The mosque where IS leader, Abu Bakr al-Baghdadi, made his first public appearance on July 4, 2014, was essentially destroyed during the June 21, 2017, battle for the liberation of Mosul between IS on one side and Iraqi and US forces on the other. The mosque, which dated to 1172, was famous for its leaning minaret, which had been one of its last few remaining original features. While witnesses say IS blew up the mosque during the battle before the city was retaken by the government forces and video backs this up, IS claimed, without evidence, that the structure was destroyed by US air raids.

On Nov. 17, UNESCO launched an international architectural competition for the reconstruction of the Al-Nouri Mosque complex. Participants were asked to submit a conceptual design by March that took into account the conservation of the standing structures of the mosque's prayer hall, their integration into the plan and the rehabilitation of a number of historic buildings.

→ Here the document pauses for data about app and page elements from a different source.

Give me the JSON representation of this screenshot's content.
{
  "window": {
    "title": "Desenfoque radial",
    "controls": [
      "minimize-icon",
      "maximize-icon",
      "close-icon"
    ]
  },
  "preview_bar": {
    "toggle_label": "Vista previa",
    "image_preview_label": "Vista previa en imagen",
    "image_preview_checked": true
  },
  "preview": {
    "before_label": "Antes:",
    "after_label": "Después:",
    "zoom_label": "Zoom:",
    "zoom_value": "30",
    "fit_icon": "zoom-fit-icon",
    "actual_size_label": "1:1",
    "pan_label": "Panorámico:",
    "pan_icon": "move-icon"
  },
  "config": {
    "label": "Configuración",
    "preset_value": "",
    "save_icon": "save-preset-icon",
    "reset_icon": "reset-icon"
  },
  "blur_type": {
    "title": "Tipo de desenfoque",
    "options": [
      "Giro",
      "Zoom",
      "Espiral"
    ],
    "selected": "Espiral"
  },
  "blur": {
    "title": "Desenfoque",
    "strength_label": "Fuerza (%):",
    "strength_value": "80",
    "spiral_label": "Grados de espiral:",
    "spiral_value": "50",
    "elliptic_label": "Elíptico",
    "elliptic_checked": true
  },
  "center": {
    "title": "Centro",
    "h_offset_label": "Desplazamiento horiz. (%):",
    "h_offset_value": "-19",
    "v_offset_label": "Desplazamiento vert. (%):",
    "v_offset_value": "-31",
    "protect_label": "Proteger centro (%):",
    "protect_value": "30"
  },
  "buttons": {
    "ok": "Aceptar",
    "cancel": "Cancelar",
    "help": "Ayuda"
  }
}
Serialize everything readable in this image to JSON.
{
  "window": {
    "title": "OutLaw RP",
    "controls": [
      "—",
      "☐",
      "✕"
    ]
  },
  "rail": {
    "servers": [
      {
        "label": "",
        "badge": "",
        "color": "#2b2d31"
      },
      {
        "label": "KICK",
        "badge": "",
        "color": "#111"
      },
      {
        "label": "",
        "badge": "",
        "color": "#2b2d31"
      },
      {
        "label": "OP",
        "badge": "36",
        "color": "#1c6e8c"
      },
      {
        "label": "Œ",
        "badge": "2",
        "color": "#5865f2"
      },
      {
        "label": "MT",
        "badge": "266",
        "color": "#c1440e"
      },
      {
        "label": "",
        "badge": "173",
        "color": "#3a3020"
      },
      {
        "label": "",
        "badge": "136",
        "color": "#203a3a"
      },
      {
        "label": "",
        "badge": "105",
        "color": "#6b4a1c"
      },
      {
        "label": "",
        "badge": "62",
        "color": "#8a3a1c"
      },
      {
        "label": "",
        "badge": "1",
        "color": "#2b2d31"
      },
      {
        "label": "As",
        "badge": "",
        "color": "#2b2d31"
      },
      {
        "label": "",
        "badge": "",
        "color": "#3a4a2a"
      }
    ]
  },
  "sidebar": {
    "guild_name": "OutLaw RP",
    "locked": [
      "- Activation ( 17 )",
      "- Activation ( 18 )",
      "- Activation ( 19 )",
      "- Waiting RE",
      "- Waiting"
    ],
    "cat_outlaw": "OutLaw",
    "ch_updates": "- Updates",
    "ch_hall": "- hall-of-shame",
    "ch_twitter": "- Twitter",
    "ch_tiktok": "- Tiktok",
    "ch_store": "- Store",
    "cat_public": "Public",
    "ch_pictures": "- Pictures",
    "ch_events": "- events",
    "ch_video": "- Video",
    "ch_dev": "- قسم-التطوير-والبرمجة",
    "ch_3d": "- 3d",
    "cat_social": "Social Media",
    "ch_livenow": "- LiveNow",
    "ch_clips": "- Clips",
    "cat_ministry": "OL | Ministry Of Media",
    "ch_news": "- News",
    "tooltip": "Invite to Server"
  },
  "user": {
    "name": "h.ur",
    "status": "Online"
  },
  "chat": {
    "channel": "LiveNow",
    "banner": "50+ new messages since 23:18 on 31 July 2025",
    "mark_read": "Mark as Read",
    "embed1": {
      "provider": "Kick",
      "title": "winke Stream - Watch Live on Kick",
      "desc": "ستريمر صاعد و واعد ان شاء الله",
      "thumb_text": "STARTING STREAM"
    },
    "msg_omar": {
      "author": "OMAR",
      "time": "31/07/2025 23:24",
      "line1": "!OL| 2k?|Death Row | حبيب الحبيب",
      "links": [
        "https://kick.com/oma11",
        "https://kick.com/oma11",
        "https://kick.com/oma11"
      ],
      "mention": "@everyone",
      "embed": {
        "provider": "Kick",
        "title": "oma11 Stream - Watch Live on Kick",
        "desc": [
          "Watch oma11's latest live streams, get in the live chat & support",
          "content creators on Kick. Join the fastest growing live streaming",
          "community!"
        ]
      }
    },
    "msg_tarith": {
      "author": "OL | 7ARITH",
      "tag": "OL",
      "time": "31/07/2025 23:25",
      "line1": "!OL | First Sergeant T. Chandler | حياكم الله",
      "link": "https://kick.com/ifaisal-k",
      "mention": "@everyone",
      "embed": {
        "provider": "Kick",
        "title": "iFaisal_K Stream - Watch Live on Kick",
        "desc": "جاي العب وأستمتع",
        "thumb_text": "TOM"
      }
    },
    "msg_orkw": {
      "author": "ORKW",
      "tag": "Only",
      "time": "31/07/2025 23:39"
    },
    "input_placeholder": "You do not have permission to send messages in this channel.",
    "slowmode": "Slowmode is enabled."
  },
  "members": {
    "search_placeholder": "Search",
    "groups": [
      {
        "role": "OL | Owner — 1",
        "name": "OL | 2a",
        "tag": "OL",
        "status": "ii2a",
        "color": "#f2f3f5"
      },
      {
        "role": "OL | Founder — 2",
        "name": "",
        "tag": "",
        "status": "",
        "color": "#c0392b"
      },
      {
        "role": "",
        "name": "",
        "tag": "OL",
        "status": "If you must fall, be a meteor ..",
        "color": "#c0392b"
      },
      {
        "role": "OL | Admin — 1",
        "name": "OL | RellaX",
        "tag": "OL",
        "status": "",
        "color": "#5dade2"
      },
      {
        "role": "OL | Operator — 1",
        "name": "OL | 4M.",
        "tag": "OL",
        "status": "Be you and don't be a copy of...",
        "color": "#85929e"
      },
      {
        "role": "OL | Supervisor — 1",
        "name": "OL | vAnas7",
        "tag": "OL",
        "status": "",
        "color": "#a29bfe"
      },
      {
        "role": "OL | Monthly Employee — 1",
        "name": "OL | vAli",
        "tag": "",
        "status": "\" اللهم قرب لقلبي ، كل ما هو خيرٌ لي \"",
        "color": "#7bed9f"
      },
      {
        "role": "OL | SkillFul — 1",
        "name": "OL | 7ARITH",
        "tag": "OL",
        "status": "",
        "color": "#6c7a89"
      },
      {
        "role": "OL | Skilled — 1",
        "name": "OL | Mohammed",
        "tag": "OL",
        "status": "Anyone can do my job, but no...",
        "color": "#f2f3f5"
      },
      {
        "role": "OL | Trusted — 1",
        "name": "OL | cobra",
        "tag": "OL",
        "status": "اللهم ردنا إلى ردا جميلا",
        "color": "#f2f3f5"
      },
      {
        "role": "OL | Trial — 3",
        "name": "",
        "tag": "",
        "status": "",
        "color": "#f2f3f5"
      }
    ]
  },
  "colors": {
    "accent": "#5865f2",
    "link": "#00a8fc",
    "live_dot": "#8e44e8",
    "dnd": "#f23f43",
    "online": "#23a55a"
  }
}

Hareedi told Al-Monitor by phone that the team members studied the mosque’s history, social life in areas surrounding the complex, the nature of the site and the area's weather. He said the team utilized architects who had previously worked in Iraq.

He said the team worked hard to meet UNESCO's vision for the revived mosque to serve as a source of hope for the residents of Mosul and Iraq in general.

Hareedi said the Courtyards Dialogue name was chosen because the project is not just limited to the mosque but also includes an adjacent plot of land that is to include educational buildings, a seminar hall and a museum for the mosque. The design seeks to connect the mosque to this plot of land in an integrated way, particularly since interconnection was a key feature of the competition in light of Iraq's divisions.

A major challenge for the team, Hareedi said, was coming up with a design philosophy and then translating this into an architectural formula.

The announcement of the winning project sparked social media debate, especially among Iraqis, on whether the design fits in with Mosul’s history and culture. Some also criticized UNESCO for selecting an Egyptian proposal rather than an Iraqi one. Some said they thought the design has a Gulf character that does not suit Iraq.

Ahmed Alomary, a member of the UNESCO jury for the international competition who heads the Department of Architecture at the University of Mosul, said in a Facebook post April 17 that the winning design meets the aspirations of the people of Mosul for rebuilding the mosque as they remember it. The new design is distinguished by the improvements that the competition requires as it offers the expansion needed for the mosque while meeting the public’s desire for the return of its leaning minaret, he added.

He said the jury made a good choice in selecting the Egyptian team's design, pointing out that its use of a courtyard to connect various elements is very common in Mosul’s architectural tradition. The design involves the rehabilitation and construction of the Al-Nouri school, the Higher Institute of Art and Islamic Architecture and the multipurpose hall.  

Alomary said the competition involved a strict application of the International Union of Architects’ conditions in the absence of any interference or pressure by any party, particularly since all entries were encrypted and the jury could not tell who had presented which entry. He called for a positively response to the jury's choice while also pointing out there were only eight Iraqi entries, compared with 115 proposals from abroad.

Hareedi stressed that the project sticks to the mosque’s time-honored archaeological design and that the new elements take into account the city’s general spirit in a way that connects the old and the new.